The Geodynamic Institute, based in Athens, the capital of Greece, said the earthquake’s epicenter was 175 miles west of the capital near to Lixouri and was at a depth of around 11 miles.
Local media reported that some people suffered from injuries, mainly caused by falling objects in buildings. The local airport’s control tower was also damaged in the quake and numerous rock falls were reported.
Manolis Skordilis, a professor at the University of Thessaloniki spoke to AP about the Kefalonia earthquake:
“It is too early to say if this is the main earthquake, although it likely is,” he said, continuing, “This area shows the highest incidence of seismic phenomena, not only in Greece, but on an east-west axis stretching from Gibraltar to China.

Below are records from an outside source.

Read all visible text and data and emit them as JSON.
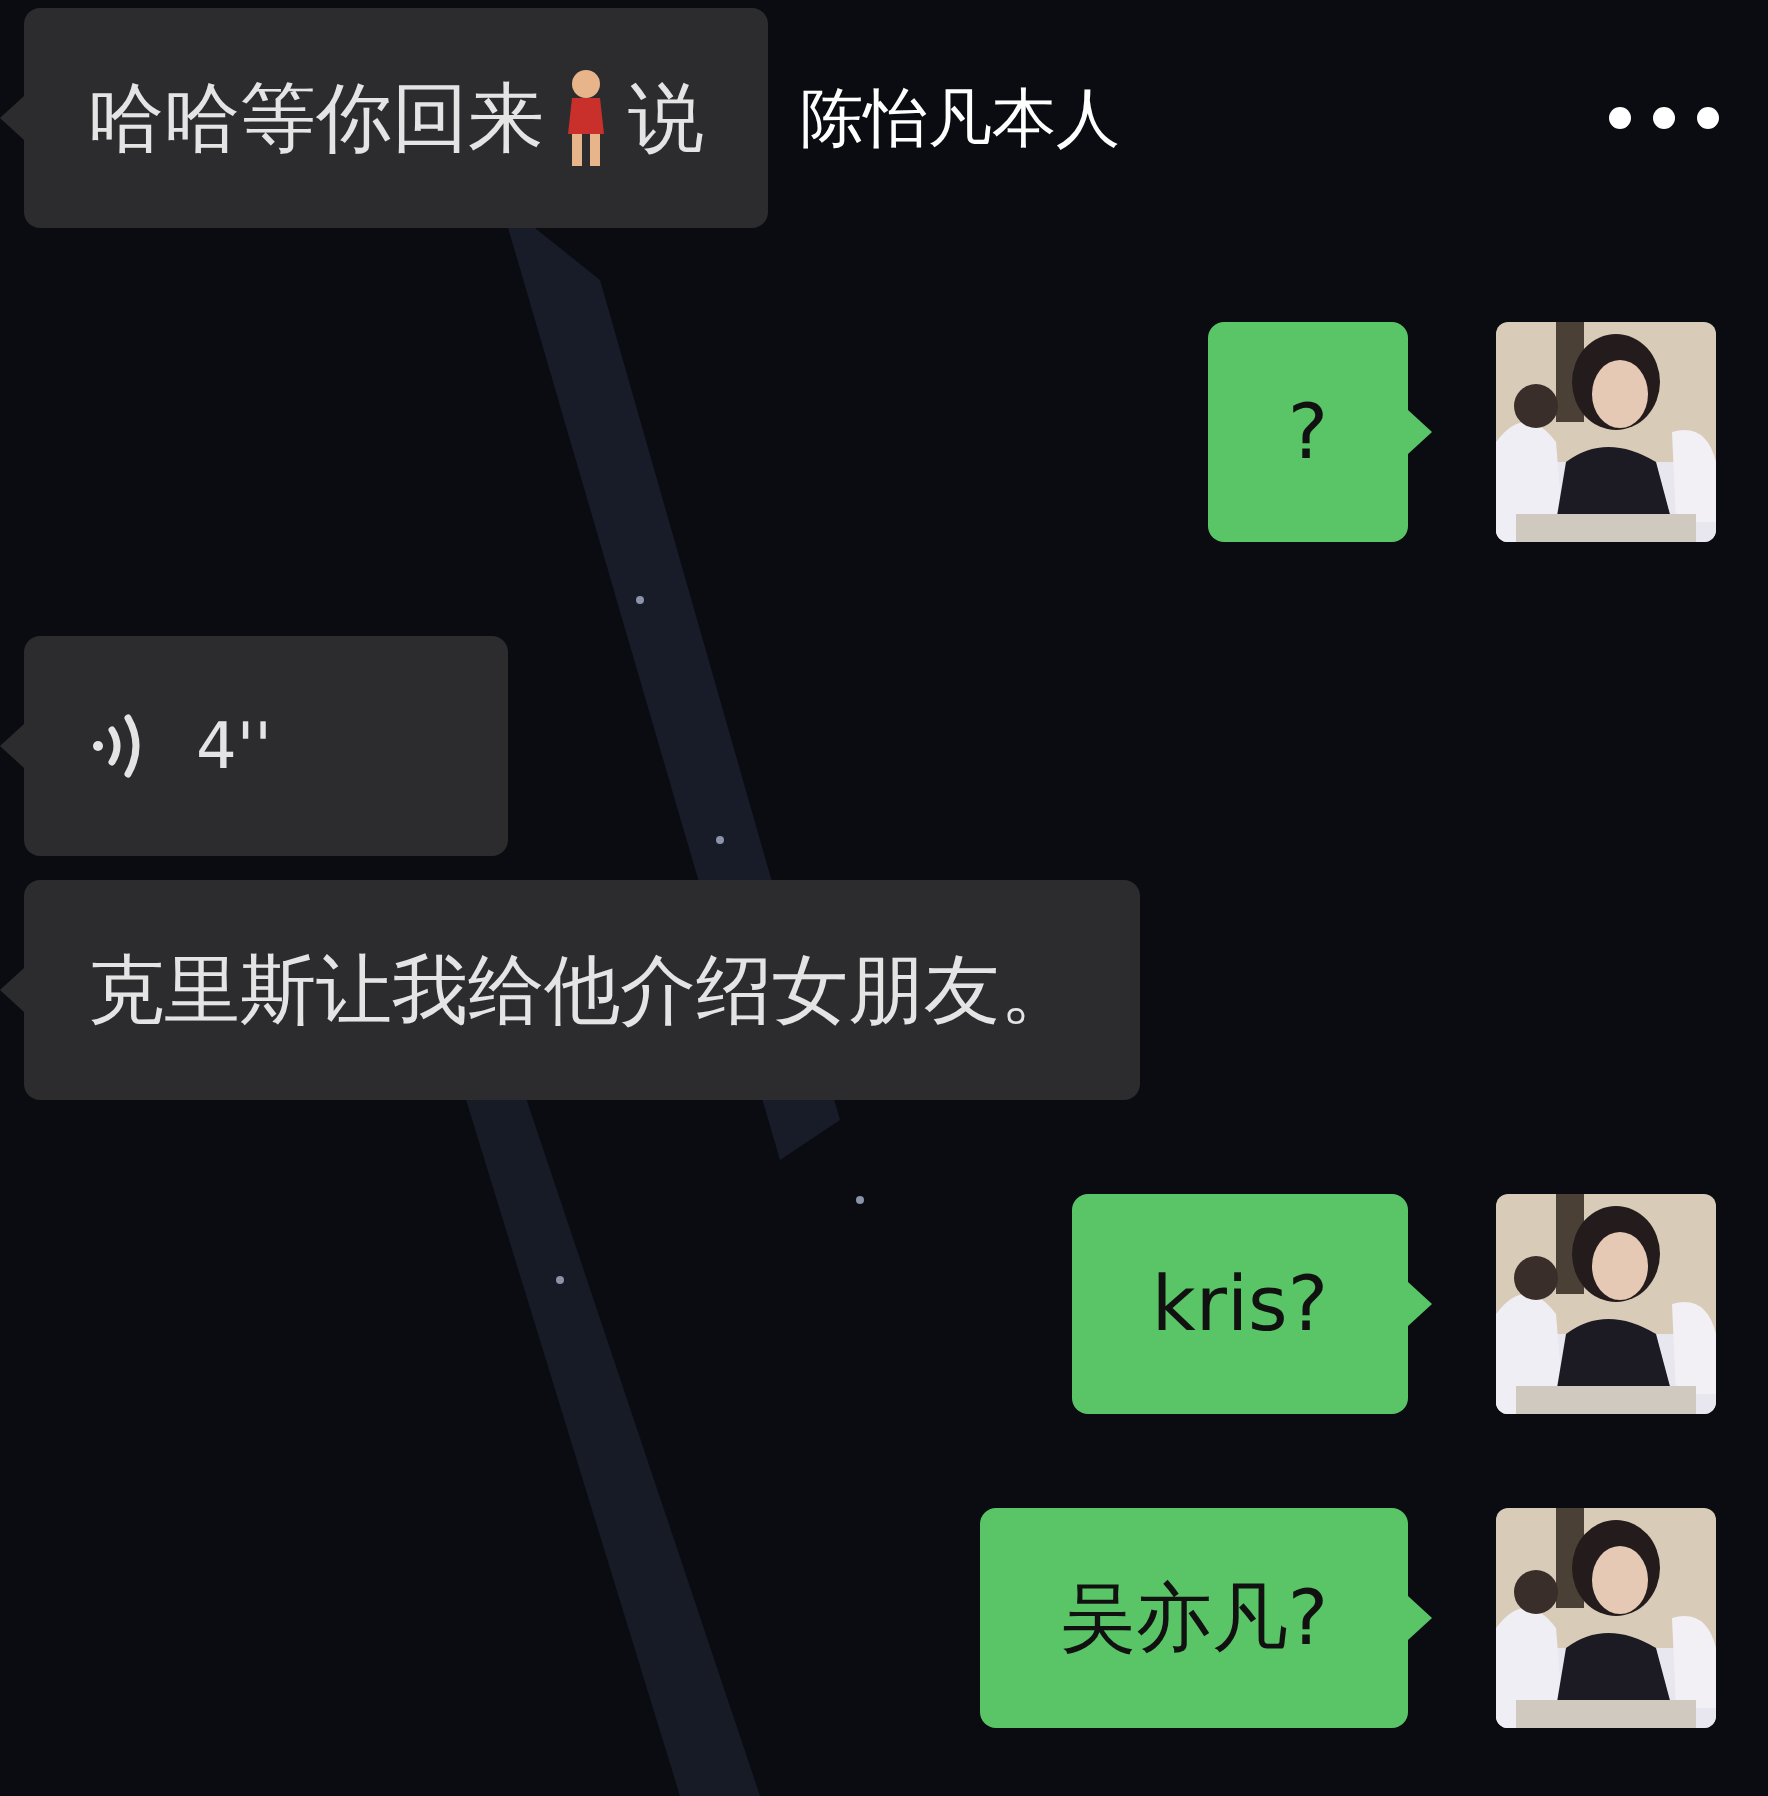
{
  "header": {
    "title": "陈怡凡本人"
  },
  "messages": [
    {
      "kind": "text_sticker",
      "outgoing": false,
      "text": "哈哈等你回来",
      "text_after": "说"
    },
    {
      "kind": "text",
      "outgoing": true,
      "text": "?"
    },
    {
      "kind": "voice",
      "outgoing": false,
      "duration": "4''"
    },
    {
      "kind": "text",
      "outgoing": false,
      "text": "克里斯让我给他介绍女朋友。"
    },
    {
      "kind": "text",
      "outgoing": true,
      "text": "kris?"
    },
    {
      "kind": "text",
      "outgoing": true,
      "text": "吴亦凡?"
    }
  ]
}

In 1983, there was a 7 magnitude quake in the same area… We have already had many aftershocks and expect many more.”
In the three hours following the earthquake, at least 12 aftershocks of various sizes were recorded, all with a magnitude of at least 3.0. Costas Papazahos, a seismology professor, also from the University of Thessaloniki, said that in his opinion the 5.8 reading, which was preliminary, will prove to be even higher, possibly at a 6 or 6.2-magnitude.

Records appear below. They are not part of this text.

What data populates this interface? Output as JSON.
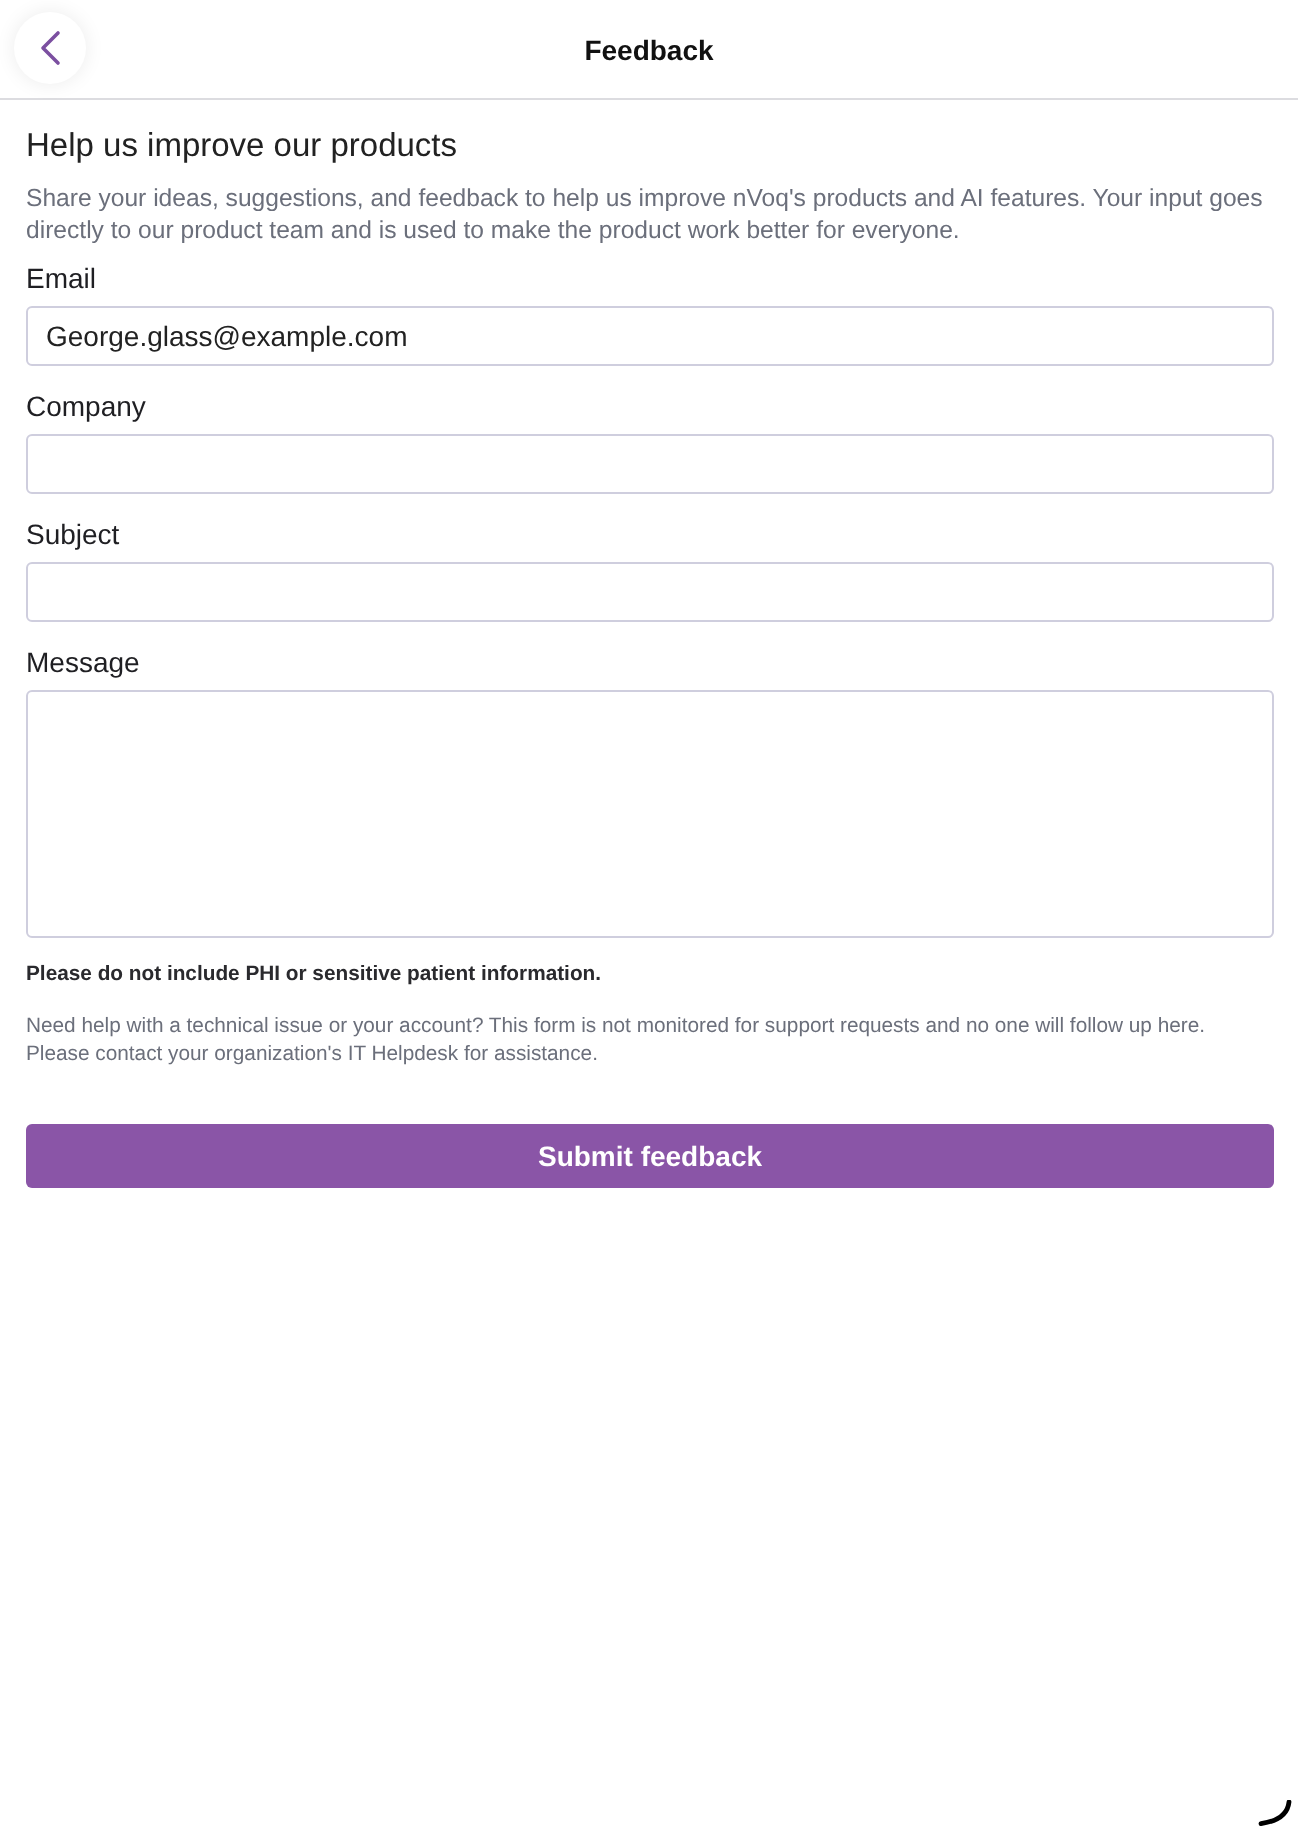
{
  "header": {
    "title": "Feedback"
  },
  "intro": {
    "heading": "Help us improve our products",
    "description": "Share your ideas, suggestions, and feedback to help us improve nVoq's products and AI features. Your input goes directly to our product team and is used to make the product work better for everyone."
  },
  "fields": [
    {
      "label": "Email",
      "kind": "input",
      "value": "George.glass@example.com"
    },
    {
      "label": "Company",
      "kind": "input"
    },
    {
      "label": "Subject",
      "kind": "input"
    },
    {
      "label": "Message",
      "kind": "textarea"
    }
  ],
  "notices": [
    {
      "kind": "warning",
      "text": "Please do not include PHI or sensitive patient information."
    },
    {
      "kind": "help",
      "text": "Need help with a technical issue or your account? This form is not monitored for support requests and no one will follow up here. Please contact your organization's IT Helpdesk for assistance."
    }
  ],
  "submit_button": {
    "label": "Submit feedback"
  }
}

It remains to be seen whether or not Professor Papazahos is correct in his assertion that today’s Kefalonia earthquake exceeded 6 on the Richter scale, as the Greek authorities work tirelessly to help injured residents and restore power.